On more, ahem, refined material, also played loudly, such as Bartók's Music for Strings, Percussion, and Celeste (LP, RCA/Classic LSC-2374), the increase in available power resulted in what I'd call a reduction of strain. It was as if the system found it easier to present the music, that having two amplifiers allowed the music to simply flow. Focus was, again, tightened—the attacks of pizzicato strings, percussion, and the celeste were sharp and precise, lending a holographic quality to their respective instrumental images. The sense of recording space—both depth and breadth—was also more fully realized. The overall result of this set of changes was an increase in musical involvement.
Nor were the improvements wrought by two ST-85s limited to the larger NHTs. Putting the Joseph Audio RM-7si speakers back into the system showed similar gains. The Stan Kenton Orchestra's Birthday in Britain (LP, Creative World ST1065) sounded vibrant and three-dimensional with one ST-85, but with two it climbed to a whole other level, coming almost to life.
Need an amplifier? Stereo, specifically? Do you have champagne tastes but a beer budget? (Okay, so "beer" here means "ultra-premium microbrew.") And, to complete our qualification questionnaire, would you like a well-defined upgrade path so you can improve your system in a straightforward, no-brainer manner as finances allow?
If so, step right up. The VTL ST-85 is solidly built and a breeze to use—biasing is easy, there's only one output tap, and it has a cover to keep nosy pets and kids from getting burned. It offers outstanding performance driving real-world speakers, performance so good that I'll bet my last EL34 you'll be as amazed as I was at the improvement when you upgrade by adding a second ST-85. After that, if you want to keep going up the VTL amplifier ladder, there are plenty of rungs to climb...but that's another story (footnote 2).
This story is about the ST-85, and it's one with a happy ending. The ST-85 is, in many ways, the finest amplifier I've had in my system. (The Bryston B-60R integrated is its main rival.) The VTL imparts a 3-D sense of the original event while retaining truth of timbre, a combination that very few components can match, at this or any price. Very highly recommended.
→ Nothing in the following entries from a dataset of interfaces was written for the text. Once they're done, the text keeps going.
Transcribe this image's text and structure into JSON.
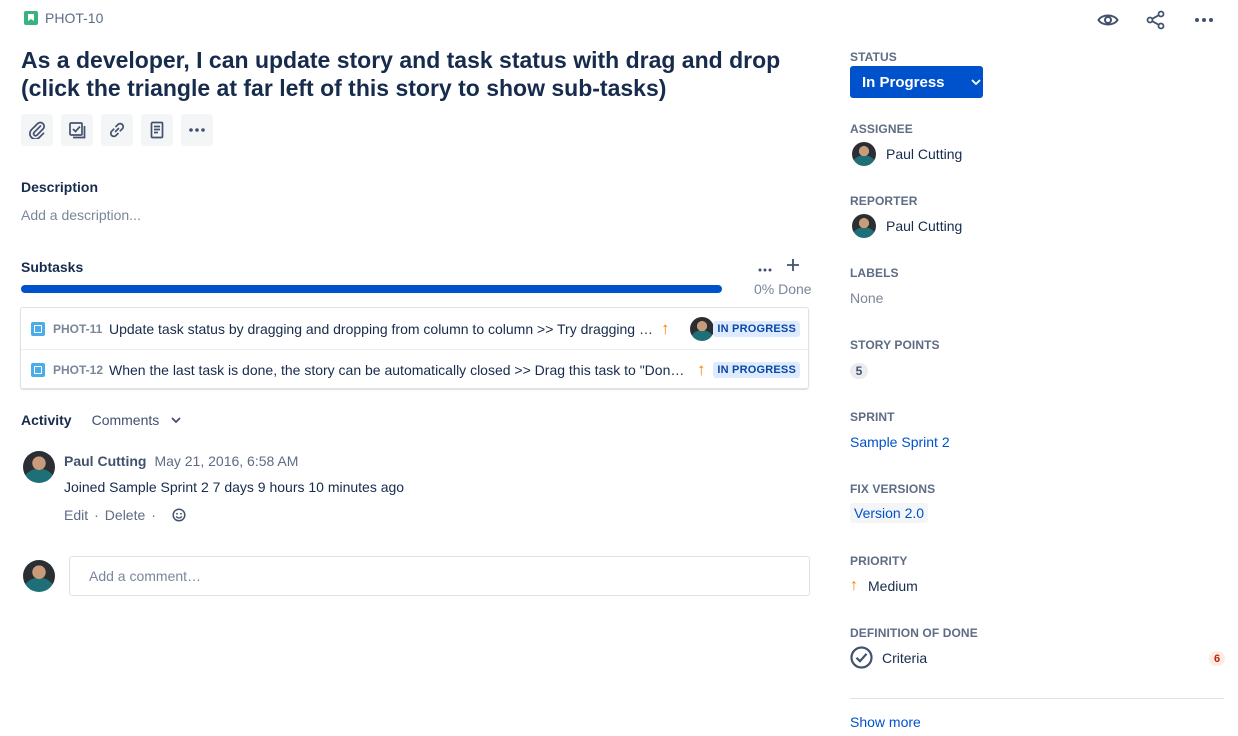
{
  "header": {
    "issue_key": "PHOT-10",
    "issue_type_icon": "story-icon",
    "actions": [
      "watch-icon",
      "share-icon",
      "more-icon"
    ]
  },
  "title": {
    "line1": "As a developer, I can update story and task status with drag and drop",
    "line2": "(click the triangle at far left of this story to show sub-tasks)"
  },
  "toolbar": [
    "attach-icon",
    "add-child-icon",
    "link-icon",
    "page-icon",
    "more-icon"
  ],
  "description": {
    "label": "Description",
    "placeholder": "Add a description..."
  },
  "subtasks": {
    "label": "Subtasks",
    "progress_percent": 0,
    "progress_label": "0% Done",
    "items": [
      {
        "key": "PHOT-11",
        "summary": "Update task status by dragging and dropping from column to column >> Try dragging this task to \"Done\"",
        "priority": "Medium",
        "status": "IN PROGRESS",
        "has_assignee": true
      },
      {
        "key": "PHOT-12",
        "summary": "When the last task is done, the story can be automatically closed >> Drag this task to \"Done\" too",
        "priority": "Medium",
        "status": "IN PROGRESS",
        "has_assignee": false
      }
    ]
  },
  "activity": {
    "label": "Activity",
    "filter": "Comments",
    "entries": [
      {
        "author": "Paul Cutting",
        "date": "May 21, 2016, 6:58 AM",
        "body": "Joined Sample Sprint 2 7 days 9 hours 10 minutes ago",
        "edit_label": "Edit",
        "delete_label": "Delete"
      }
    ],
    "add_comment_placeholder": "Add a comment…"
  },
  "sidebar": {
    "status": {
      "label": "STATUS",
      "value": "In Progress"
    },
    "assignee": {
      "label": "ASSIGNEE",
      "value": "Paul Cutting"
    },
    "reporter": {
      "label": "REPORTER",
      "value": "Paul Cutting"
    },
    "labels": {
      "label": "LABELS",
      "value": "None"
    },
    "story_points": {
      "label": "STORY POINTS",
      "value": "5"
    },
    "sprint": {
      "label": "SPRINT",
      "value": "Sample Sprint 2"
    },
    "fix_versions": {
      "label": "FIX VERSIONS",
      "value": "Version 2.0"
    },
    "priority": {
      "label": "PRIORITY",
      "value": "Medium"
    },
    "definition_of_done": {
      "label": "DEFINITION OF DONE",
      "value": "Criteria",
      "count": "6"
    },
    "show_more": "Show more"
  },
  "colors": {
    "primary": "#0052cc",
    "text": "#172b4d",
    "subtle": "#5e6c84",
    "priority_medium": "#ff7a00",
    "lozenge_bg": "#deebff",
    "lozenge_text": "#0747a6"
  }
}
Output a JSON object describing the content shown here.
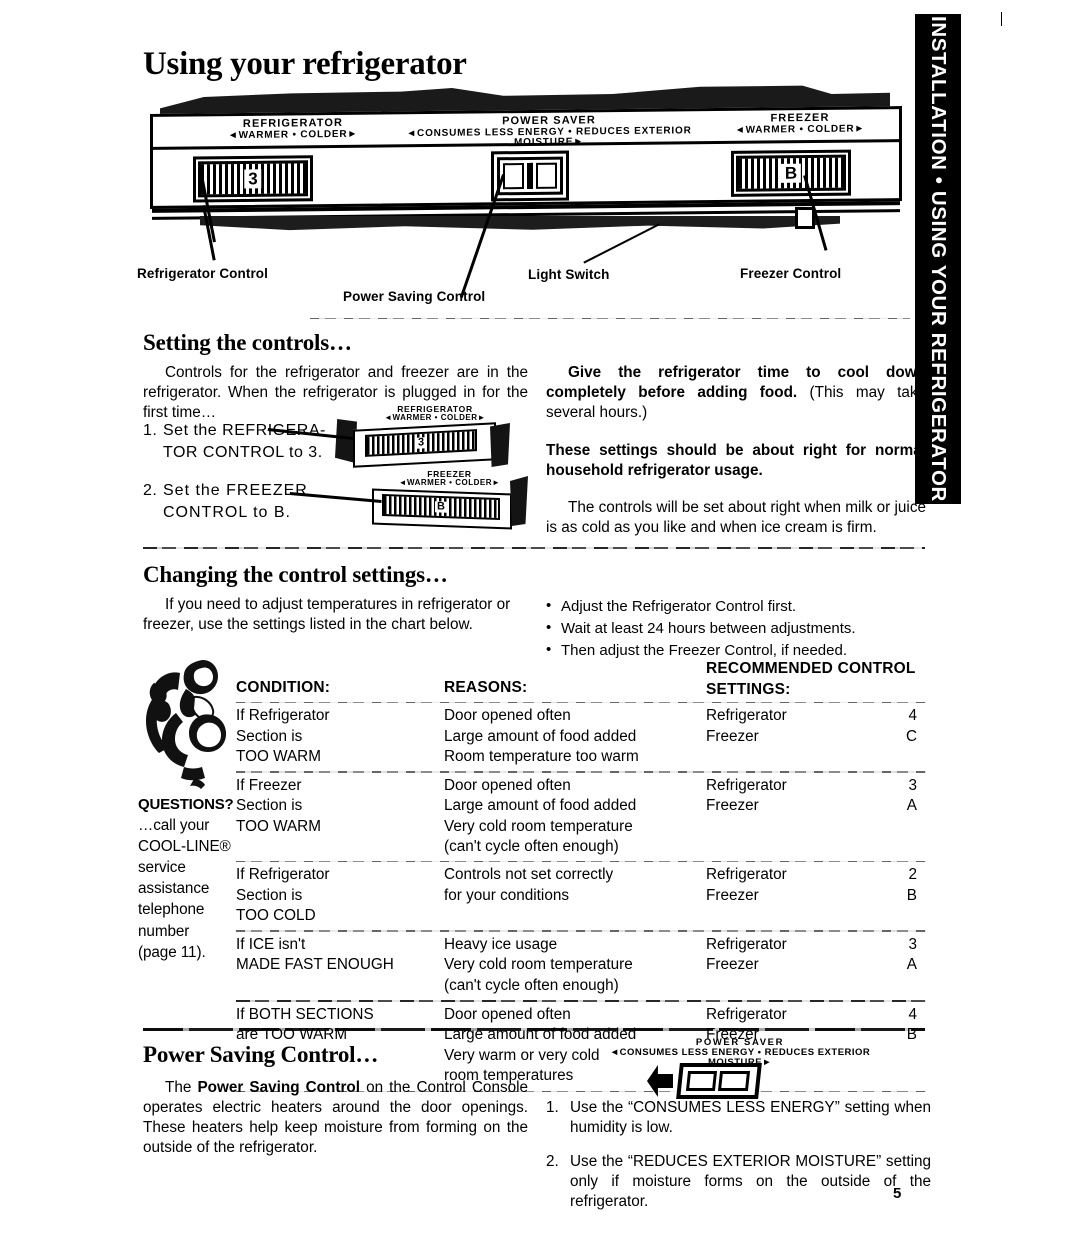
{
  "page": {
    "title": "Using your refrigerator",
    "number": "5",
    "side_tab": "INSTALLATION • USING YOUR REFRIGERATOR"
  },
  "console_illustration": {
    "refrigerator_label": {
      "big": "REFRIGERATOR",
      "small": "◄WARMER  •  COLDER►"
    },
    "power_saver_label": {
      "big": "POWER   SAVER",
      "small": "◄CONSUMES  LESS  ENERGY  •  REDUCES  EXTERIOR  MOISTURE►"
    },
    "freezer_label": {
      "big": "FREEZER",
      "small": "◄WARMER  •  COLDER►"
    },
    "refrigerator_dial_value": "3",
    "freezer_dial_value": "B",
    "callouts": {
      "refrigerator_control": "Refrigerator Control",
      "power_saving_control": "Power Saving Control",
      "light_switch": "Light Switch",
      "freezer_control": "Freezer Control"
    }
  },
  "setting_the_controls": {
    "heading": "Setting the controls…",
    "intro": "Controls for the refrigerator and freezer are in the refrigerator. When the refrigerator is plugged in for the first time…",
    "steps": [
      {
        "num": "1.",
        "text": "Set the REFRIGERA-\nTOR CONTROL to 3."
      },
      {
        "num": "2.",
        "text": "Set the FREEZER\nCONTROL to B."
      }
    ],
    "step1_figure": {
      "big": "REFRIGERATOR",
      "small": "◄WARMER  •  COLDER►",
      "dial_value": "3"
    },
    "step2_figure": {
      "big": "FREEZER",
      "small": "◄WARMER  •  COLDER►",
      "dial_value": "B"
    },
    "right_para1_bold": "Give the refrigerator time to cool down completely before adding food.",
    "right_para1_rest": "(This may take several hours.)",
    "right_para2_bold": "These settings should be about right for normal household refrigerator usage.",
    "right_para3": "The controls will be set about right when milk or juice is as cold as you like and when ice cream is firm."
  },
  "changing_the_control_settings": {
    "heading": "Changing the control settings…",
    "intro": "If you need to adjust temperatures in refrigerator or freezer, use the settings listed in the chart below.",
    "bullets": [
      "Adjust the Refrigerator Control first.",
      "Wait at least 24 hours between adjustments.",
      "Then adjust the Freezer Control, if needed."
    ]
  },
  "questions_sidebar": {
    "title": "QUESTIONS?",
    "lines": [
      "…call your",
      "COOL-LINE®",
      "service",
      "assistance",
      "telephone",
      "number",
      "(page 11)."
    ]
  },
  "chart_data": {
    "type": "table",
    "title": "",
    "columns": [
      "CONDITION:",
      "REASONS:",
      "RECOMMENDED CONTROL SETTINGS:"
    ],
    "header_recommended_line1": "RECOMMENDED CONTROL",
    "header_recommended_line2": "SETTINGS:",
    "rows": [
      {
        "condition": [
          "If Refrigerator",
          "Section is",
          "TOO WARM"
        ],
        "reasons": [
          "Door opened often",
          "Large amount of food added",
          "Room temperature too warm"
        ],
        "settings": [
          {
            "control": "Refrigerator",
            "value": "4"
          },
          {
            "control": "Freezer",
            "value": "C"
          }
        ]
      },
      {
        "condition": [
          "If Freezer",
          "Section is",
          "TOO WARM"
        ],
        "reasons": [
          "Door opened often",
          "Large amount of food added",
          "Very cold room temperature",
          "(can't cycle often enough)"
        ],
        "settings": [
          {
            "control": "Refrigerator",
            "value": "3"
          },
          {
            "control": "Freezer",
            "value": "A"
          }
        ]
      },
      {
        "condition": [
          "If Refrigerator",
          "Section is",
          "TOO COLD"
        ],
        "reasons": [
          "Controls not set correctly",
          "for your conditions"
        ],
        "settings": [
          {
            "control": "Refrigerator",
            "value": "2"
          },
          {
            "control": "Freezer",
            "value": "B"
          }
        ]
      },
      {
        "condition": [
          "If ICE isn't",
          "MADE FAST ENOUGH"
        ],
        "reasons": [
          "Heavy ice usage",
          "Very cold room temperature",
          "(can't cycle often enough)"
        ],
        "settings": [
          {
            "control": "Refrigerator",
            "value": "3"
          },
          {
            "control": "Freezer",
            "value": "A"
          }
        ]
      },
      {
        "condition": [
          "If BOTH SECTIONS",
          "are TOO WARM"
        ],
        "reasons": [
          "Door opened often",
          "Large amount of food added",
          "Very warm or very cold",
          "room temperatures"
        ],
        "settings": [
          {
            "control": "Refrigerator",
            "value": "4"
          },
          {
            "control": "Freezer",
            "value": "B"
          }
        ]
      }
    ]
  },
  "power_saving_control": {
    "heading": "Power Saving Control…",
    "para_part1": "The ",
    "para_bold": "Power Saving Control",
    "para_part2": " on the Control Console operates electric heaters around the door openings. These heaters help keep moisture from forming on the outside of the refrigerator.",
    "figure_label_big": "POWER   SAVER",
    "figure_label_small": "◄CONSUMES  LESS  ENERGY  •  REDUCES  EXTERIOR  MOISTURE►",
    "items": [
      {
        "num": "1.",
        "text": "Use the “CONSUMES LESS ENERGY” setting when humidity is low."
      },
      {
        "num": "2.",
        "text": "Use the “REDUCES EXTERIOR MOISTURE” setting only if moisture forms on the outside of the refrigerator."
      }
    ]
  }
}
Footnote 2: You can read about the ST-85's bigger brothers in previous issues of Stereophile: the MB-175 Signature monoblocks, Vol.20 No.6, p.155; the MB-450 Signature monoblocks, Vol.19 No.7, p.170; the MB-750 Signature monoblocks, Vol.20 No.12, p.157; and the giant Wotan MB-1250 monoblocks, Vol.19 No.10, p.257.